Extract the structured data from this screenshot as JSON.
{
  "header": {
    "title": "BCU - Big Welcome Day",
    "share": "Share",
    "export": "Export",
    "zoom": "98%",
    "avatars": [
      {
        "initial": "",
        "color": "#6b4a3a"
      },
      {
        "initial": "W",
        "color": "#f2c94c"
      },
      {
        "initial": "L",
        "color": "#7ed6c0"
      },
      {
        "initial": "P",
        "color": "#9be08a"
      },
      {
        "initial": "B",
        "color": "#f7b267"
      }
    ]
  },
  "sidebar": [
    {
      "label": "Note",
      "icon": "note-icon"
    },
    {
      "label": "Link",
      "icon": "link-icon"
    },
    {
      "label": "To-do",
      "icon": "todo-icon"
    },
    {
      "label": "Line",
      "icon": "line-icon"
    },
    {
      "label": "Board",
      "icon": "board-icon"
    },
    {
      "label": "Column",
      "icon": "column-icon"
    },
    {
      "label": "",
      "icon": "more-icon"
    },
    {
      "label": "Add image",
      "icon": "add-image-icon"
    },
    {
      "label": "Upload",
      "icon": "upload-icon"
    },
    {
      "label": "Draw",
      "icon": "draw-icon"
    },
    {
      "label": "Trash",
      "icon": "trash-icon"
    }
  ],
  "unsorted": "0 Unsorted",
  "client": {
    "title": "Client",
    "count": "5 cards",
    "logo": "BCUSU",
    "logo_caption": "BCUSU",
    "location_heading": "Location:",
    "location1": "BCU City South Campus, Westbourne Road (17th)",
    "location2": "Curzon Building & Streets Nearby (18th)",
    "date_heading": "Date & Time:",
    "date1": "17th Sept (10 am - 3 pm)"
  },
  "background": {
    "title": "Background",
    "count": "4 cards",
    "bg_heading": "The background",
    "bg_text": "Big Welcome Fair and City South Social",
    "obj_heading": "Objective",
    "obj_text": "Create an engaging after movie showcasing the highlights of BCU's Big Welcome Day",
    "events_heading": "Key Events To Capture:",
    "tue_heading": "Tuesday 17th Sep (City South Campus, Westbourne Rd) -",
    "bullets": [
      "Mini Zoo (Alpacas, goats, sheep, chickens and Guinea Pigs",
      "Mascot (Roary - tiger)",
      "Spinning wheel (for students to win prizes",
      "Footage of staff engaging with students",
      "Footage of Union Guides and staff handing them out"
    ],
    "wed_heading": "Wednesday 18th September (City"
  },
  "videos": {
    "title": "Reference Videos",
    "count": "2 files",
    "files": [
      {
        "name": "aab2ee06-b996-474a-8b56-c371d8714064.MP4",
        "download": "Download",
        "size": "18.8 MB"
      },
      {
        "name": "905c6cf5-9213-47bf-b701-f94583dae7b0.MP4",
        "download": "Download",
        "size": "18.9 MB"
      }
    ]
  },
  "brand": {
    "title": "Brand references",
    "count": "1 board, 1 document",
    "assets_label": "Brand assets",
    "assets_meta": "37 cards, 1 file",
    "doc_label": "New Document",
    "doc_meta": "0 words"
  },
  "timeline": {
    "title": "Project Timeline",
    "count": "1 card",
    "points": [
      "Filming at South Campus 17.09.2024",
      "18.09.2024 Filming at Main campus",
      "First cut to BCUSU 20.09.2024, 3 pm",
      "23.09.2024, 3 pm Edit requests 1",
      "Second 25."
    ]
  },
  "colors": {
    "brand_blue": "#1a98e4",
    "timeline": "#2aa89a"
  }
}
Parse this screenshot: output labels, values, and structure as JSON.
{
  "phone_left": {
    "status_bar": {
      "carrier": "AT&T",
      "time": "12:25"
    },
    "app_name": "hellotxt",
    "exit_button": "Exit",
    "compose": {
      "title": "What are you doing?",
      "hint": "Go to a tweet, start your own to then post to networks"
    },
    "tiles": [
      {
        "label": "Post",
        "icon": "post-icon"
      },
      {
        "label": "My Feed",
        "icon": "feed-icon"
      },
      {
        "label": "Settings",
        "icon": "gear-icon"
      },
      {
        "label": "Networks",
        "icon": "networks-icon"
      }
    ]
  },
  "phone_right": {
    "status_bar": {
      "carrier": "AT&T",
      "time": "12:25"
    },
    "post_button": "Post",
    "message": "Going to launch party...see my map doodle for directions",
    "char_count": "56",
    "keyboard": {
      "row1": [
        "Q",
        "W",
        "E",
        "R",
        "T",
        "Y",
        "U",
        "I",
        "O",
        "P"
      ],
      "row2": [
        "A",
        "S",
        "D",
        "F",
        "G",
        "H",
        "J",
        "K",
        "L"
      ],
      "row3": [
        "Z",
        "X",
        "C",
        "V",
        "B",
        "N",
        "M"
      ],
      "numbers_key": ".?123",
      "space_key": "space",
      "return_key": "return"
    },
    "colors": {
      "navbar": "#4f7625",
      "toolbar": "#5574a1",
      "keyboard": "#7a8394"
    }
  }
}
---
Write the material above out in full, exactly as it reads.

▸ **Finished task**:
Extract the structured data from this screenshot as JSON.
{
  "header": {
    "title": "BCU - Big Welcome Day",
    "share": "Share",
    "export": "Export",
    "zoom": "98%",
    "avatars": [
      {
        "initial": "",
        "color": "#6b4a3a"
      },
      {
        "initial": "W",
        "color": "#f2c94c"
      },
      {
        "initial": "L",
        "color": "#7ed6c0"
      },
      {
        "initial": "P",
        "color": "#9be08a"
      },
      {
        "initial": "B",
        "color": "#f7b267"
      }
    ]
  },
  "sidebar": [
    {
      "label": "Note",
      "icon": "note-icon"
    },
    {
      "label": "Link",
      "icon": "link-icon"
    },
    {
      "label": "To-do",
      "icon": "todo-icon"
    },
    {
      "label": "Line",
      "icon": "line-icon"
    },
    {
      "label": "Board",
      "icon": "board-icon"
    },
    {
      "label": "Column",
      "icon": "column-icon"
    },
    {
      "label": "",
      "icon": "more-icon"
    },
    {
      "label": "Add image",
      "icon": "add-image-icon"
    },
    {
      "label": "Upload",
      "icon": "upload-icon"
    },
    {
      "label": "Draw",
      "icon": "draw-icon"
    },
    {
      "label": "Trash",
      "icon": "trash-icon"
    }
  ],
  "unsorted": "0 Unsorted",
  "client": {
    "title": "Client",
    "count": "5 cards",
    "logo": "BCUSU",
    "logo_caption": "BCUSU",
    "location_heading": "Location:",
    "location1": "BCU City South Campus, Westbourne Road (17th)",
    "location2": "Curzon Building & Streets Nearby (18th)",
    "date_heading": "Date & Time:",
    "date1": "17th Sept (10 am - 3 pm)"
  },
  "background": {
    "title": "Background",
    "count": "4 cards",
    "bg_heading": "The background",
    "bg_text": "Big Welcome Fair and City South Social",
    "obj_heading": "Objective",
    "obj_text": "Create an engaging after movie showcasing the highlights of BCU's Big Welcome Day",
    "events_heading": "Key Events To Capture:",
    "tue_heading": "Tuesday 17th Sep (City South Campus, Westbourne Rd) -",
    "bullets": [
      "Mini Zoo (Alpacas, goats, sheep, chickens and Guinea Pigs",
      "Mascot (Roary - tiger)",
      "Spinning wheel (for students to win prizes",
      "Footage of staff engaging with students",
      "Footage of Union Guides and staff handing them out"
    ],
    "wed_heading": "Wednesday 18th September (City"
  },
  "videos": {
    "title": "Reference Videos",
    "count": "2 files",
    "files": [
      {
        "name": "aab2ee06-b996-474a-8b56-c371d8714064.MP4",
        "download": "Download",
        "size": "18.8 MB"
      },
      {
        "name": "905c6cf5-9213-47bf-b701-f94583dae7b0.MP4",
        "download": "Download",
        "size": "18.9 MB"
      }
    ]
  },
  "brand": {
    "title": "Brand references",
    "count": "1 board, 1 document",
    "assets_label": "Brand assets",
    "assets_meta": "37 cards, 1 file",
    "doc_label": "New Document",
    "doc_meta": "0 words"
  },
  "timeline": {
    "title": "Project Timeline",
    "count": "1 card",
    "points": [
      "Filming at South Campus 17.09.2024",
      "18.09.2024 Filming at Main campus",
      "First cut to BCUSU 20.09.2024, 3 pm",
      "23.09.2024, 3 pm Edit requests 1",
      "Second 25."
    ]
  },
  "colors": {
    "brand_blue": "#1a98e4",
    "timeline": "#2aa89a"
  }
}
Parse this screenshot: output labels, values, and structure as JSON.
{
  "phone_left": {
    "status_bar": {
      "carrier": "AT&T",
      "time": "12:25"
    },
    "app_name": "hellotxt",
    "exit_button": "Exit",
    "compose": {
      "title": "What are you doing?",
      "hint": "Go to a tweet, start your own to then post to networks"
    },
    "tiles": [
      {
        "label": "Post",
        "icon": "post-icon"
      },
      {
        "label": "My Feed",
        "icon": "feed-icon"
      },
      {
        "label": "Settings",
        "icon": "gear-icon"
      },
      {
        "label": "Networks",
        "icon": "networks-icon"
      }
    ]
  },
  "phone_right": {
    "status_bar": {
      "carrier": "AT&T",
      "time": "12:25"
    },
    "post_button": "Post",
    "message": "Going to launch party...see my map doodle for directions",
    "char_count": "56",
    "keyboard": {
      "row1": [
        "Q",
        "W",
        "E",
        "R",
        "T",
        "Y",
        "U",
        "I",
        "O",
        "P"
      ],
      "row2": [
        "A",
        "S",
        "D",
        "F",
        "G",
        "H",
        "J",
        "K",
        "L"
      ],
      "row3": [
        "Z",
        "X",
        "C",
        "V",
        "B",
        "N",
        "M"
      ],
      "numbers_key": ".?123",
      "space_key": "space",
      "return_key": "return"
    },
    "colors": {
      "navbar": "#4f7625",
      "toolbar": "#5574a1",
      "keyboard": "#7a8394"
    }
  }
}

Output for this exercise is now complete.